After a summertime of painting dates, Nivison would go on to aid launch Hopper’s profession. She questioned the Brooklyn Museum to incorporate her beau’s work in an crucial, American watercolor present she was slated to present in that slide of 1923. And she created a generous sacrifice. “She gave up six of her slots, so that 6 of his parts should be demonstrated,” Barker reported.
The Brooklyn Museum ended up purchasing Hopper’s Cape Ann watercolor titled “The Mansard Roof,” which released his new style to the art entire world.
After this massive split, Nivison hoped to commit the following summer season in Provincetown. But Hopper was set on Gloucester.
“They have a substantial argument,” Davis said, then Nivison issued an ultimatum. “She explained to Hopper, ‘I’ll go on one ailment — that we get married now.” That working day was July 9, 1924.
Nivison grew to become Hopper’s sole product, muse and manager of his profession. Davis takes advantage of the word “producer” to describe her role in his trajectory and “brand name.” Nivison also saved a specific log e-book of Hopper’s get the job done that’s served as a critical file of his legacy.
Like so lots of 20th-century artists/wives, Nivison gave up exhibiting for a time, in aspect, because the artwork globe wasn’t as interested in her get the job done.
“She was unquestionably pragmatic, and I imagine she knew that her watercolors bought for much significantly less, even when she was displaying them,” Davis said. “And if she could make absolutely sure that Edward Hopper was ready to continue on to paint, he would have a really thriving job.”
Nivison was appropriate. And even though 57 of her famed husband’s will work fill this exhibition, the centerpiece gallery belongs to her. “This we imagine of as Jo’s house,” Davis mentioned with a smile.
A couple of Nivison watercolors of Cape Ann dangle on the blue room’s walls, alongside with a few spectacular portraits. Her trainer Robert Henri captured Nivison as a promising, 19-12 months-aged art pupil. Hopper designed an oil portray of his spouse when she was about 50. We stood back as assistant curator Leon Doucette hung a self-portrait Nivison executed in her 70s. After amount on the wall, Barker gushed, “It’s great.”
“The notion was to seriously have her talking to her previously selves as she modifications,” Davis stated of the trio positioned on reverse walls. “I also consider it really is extraordinary that you do not usually consider of females of this era portray on their own this way.”
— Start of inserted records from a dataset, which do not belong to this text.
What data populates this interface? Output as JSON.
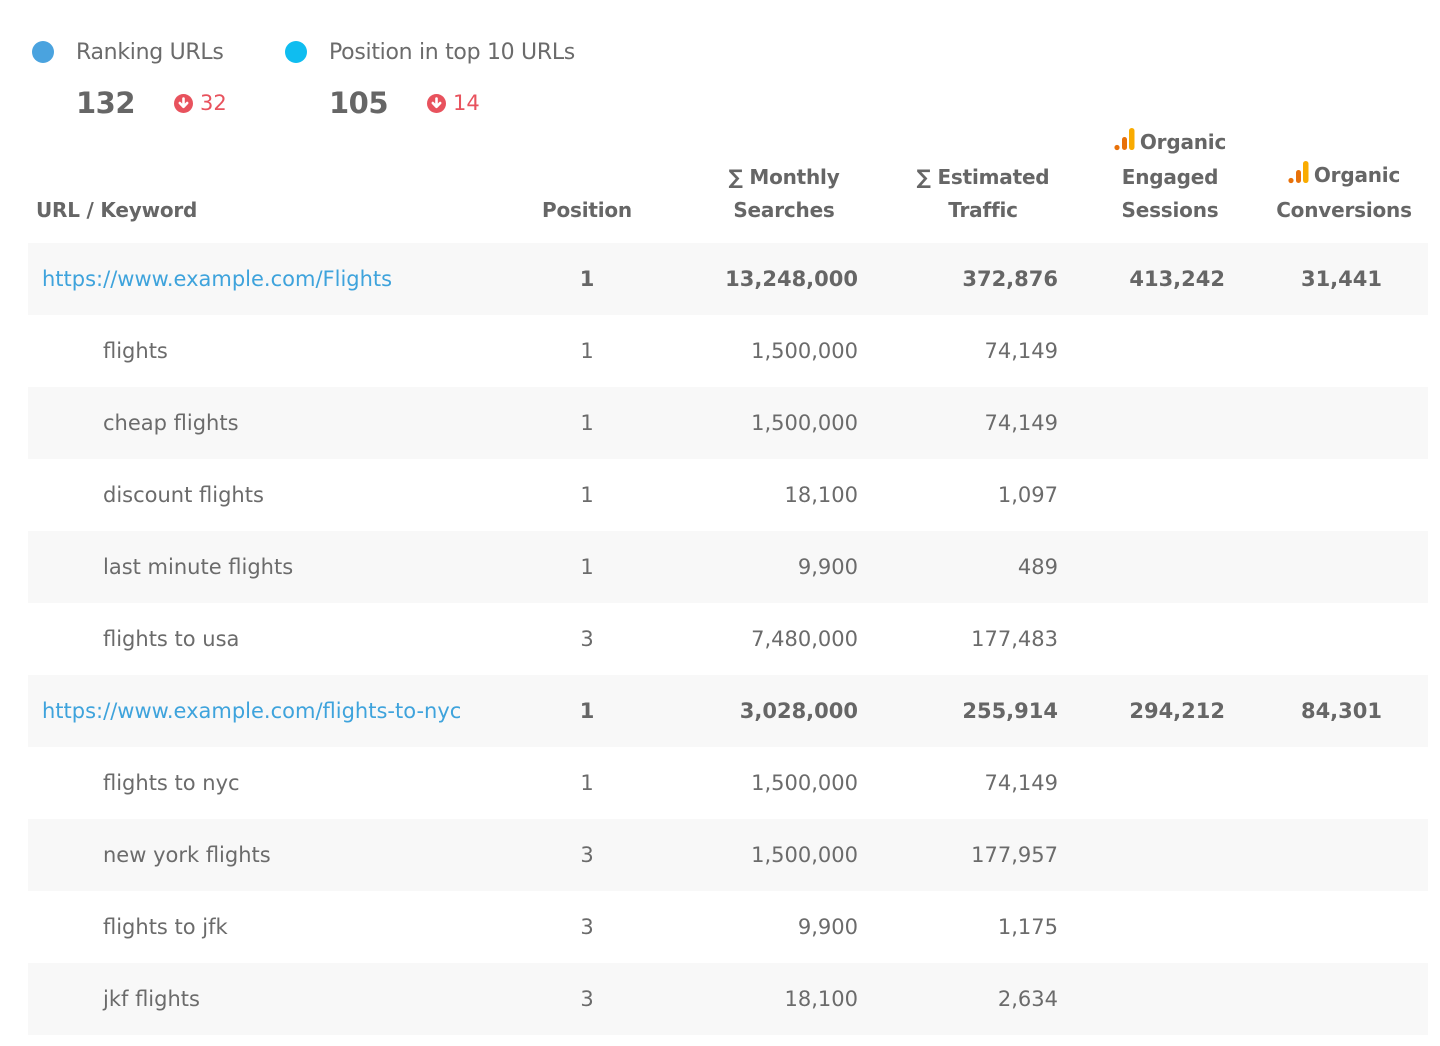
{
  "kpis": [
    {
      "label": "Ranking URLs",
      "value": "132",
      "delta": "32",
      "delta_direction": "down",
      "dot_color": "#4aa3df",
      "icon": "arrow-down-circle-icon"
    },
    {
      "label": "Position in top 10 URLs",
      "value": "105",
      "delta": "14",
      "delta_direction": "down",
      "dot_color": "#0fbdf0",
      "icon": "arrow-down-circle-icon"
    }
  ],
  "colors": {
    "link": "#3ea3dc",
    "negative": "#e8525d",
    "ga_dark": "#e8710a",
    "ga_light": "#f9ab00"
  },
  "table": {
    "headers": {
      "url": "URL / Keyword",
      "position": "Position",
      "monthly_searches": [
        "∑ Monthly",
        "Searches"
      ],
      "estimated_traffic": [
        "∑ Estimated",
        "Traffic"
      ],
      "engaged_sessions": [
        "Organic",
        "Engaged",
        "Sessions"
      ],
      "conversions": [
        "Organic",
        "Conversions"
      ]
    },
    "rows": [
      {
        "type": "url",
        "label": "https://www.example.com/Flights",
        "position": "1",
        "monthly_searches": "13,248,000",
        "estimated_traffic": "372,876",
        "engaged_sessions": "413,242",
        "conversions": "31,441"
      },
      {
        "type": "keyword",
        "label": "flights",
        "position": "1",
        "monthly_searches": "1,500,000",
        "estimated_traffic": "74,149",
        "engaged_sessions": "",
        "conversions": ""
      },
      {
        "type": "keyword",
        "label": "cheap flights",
        "position": "1",
        "monthly_searches": "1,500,000",
        "estimated_traffic": "74,149",
        "engaged_sessions": "",
        "conversions": ""
      },
      {
        "type": "keyword",
        "label": "discount flights",
        "position": "1",
        "monthly_searches": "18,100",
        "estimated_traffic": "1,097",
        "engaged_sessions": "",
        "conversions": ""
      },
      {
        "type": "keyword",
        "label": "last minute flights",
        "position": "1",
        "monthly_searches": "9,900",
        "estimated_traffic": "489",
        "engaged_sessions": "",
        "conversions": ""
      },
      {
        "type": "keyword",
        "label": "flights to usa",
        "position": "3",
        "monthly_searches": "7,480,000",
        "estimated_traffic": "177,483",
        "engaged_sessions": "",
        "conversions": ""
      },
      {
        "type": "url",
        "label": "https://www.example.com/flights-to-nyc",
        "position": "1",
        "monthly_searches": "3,028,000",
        "estimated_traffic": "255,914",
        "engaged_sessions": "294,212",
        "conversions": "84,301"
      },
      {
        "type": "keyword",
        "label": "flights to nyc",
        "position": "1",
        "monthly_searches": "1,500,000",
        "estimated_traffic": "74,149",
        "engaged_sessions": "",
        "conversions": ""
      },
      {
        "type": "keyword",
        "label": "new york flights",
        "position": "3",
        "monthly_searches": "1,500,000",
        "estimated_traffic": "177,957",
        "engaged_sessions": "",
        "conversions": ""
      },
      {
        "type": "keyword",
        "label": "flights to jfk",
        "position": "3",
        "monthly_searches": "9,900",
        "estimated_traffic": "1,175",
        "engaged_sessions": "",
        "conversions": ""
      },
      {
        "type": "keyword",
        "label": "jkf flights",
        "position": "3",
        "monthly_searches": "18,100",
        "estimated_traffic": "2,634",
        "engaged_sessions": "",
        "conversions": ""
      }
    ]
  }
}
Wearing a sheer, pink negligee, Nivison’s likeness stares out from the canvas with a confident gaze. She stood in for the human figures in her husband’s paintings in the course of their partnership. But Davis reported Nivison never ever stopped making her individual works and had her initially, total-scale demonstrate in New York in 1958.
Barker hopes Nivison would be delighted with this homecoming for so a lot of paintings she and Hopper built at sites so close to the museum. And, he added, Nivison frequented the Cape Ann establishment when it very first opened as a historic culture in 1926. She was the past man or woman on the last day of that summer months to indicator the visitor reserve. “So, we know that she was here,” Barker claimed. “And it truly is quite remarkable now, practically a hundred a long time on, that we are in fact putting her personal do the job in these spaces.”
The Cape Ann Museum’s celebration of Nivison’s usually overlooked legacy opens Saturday, July 22, which, fittingly, is also Edward Hopper’s birthday.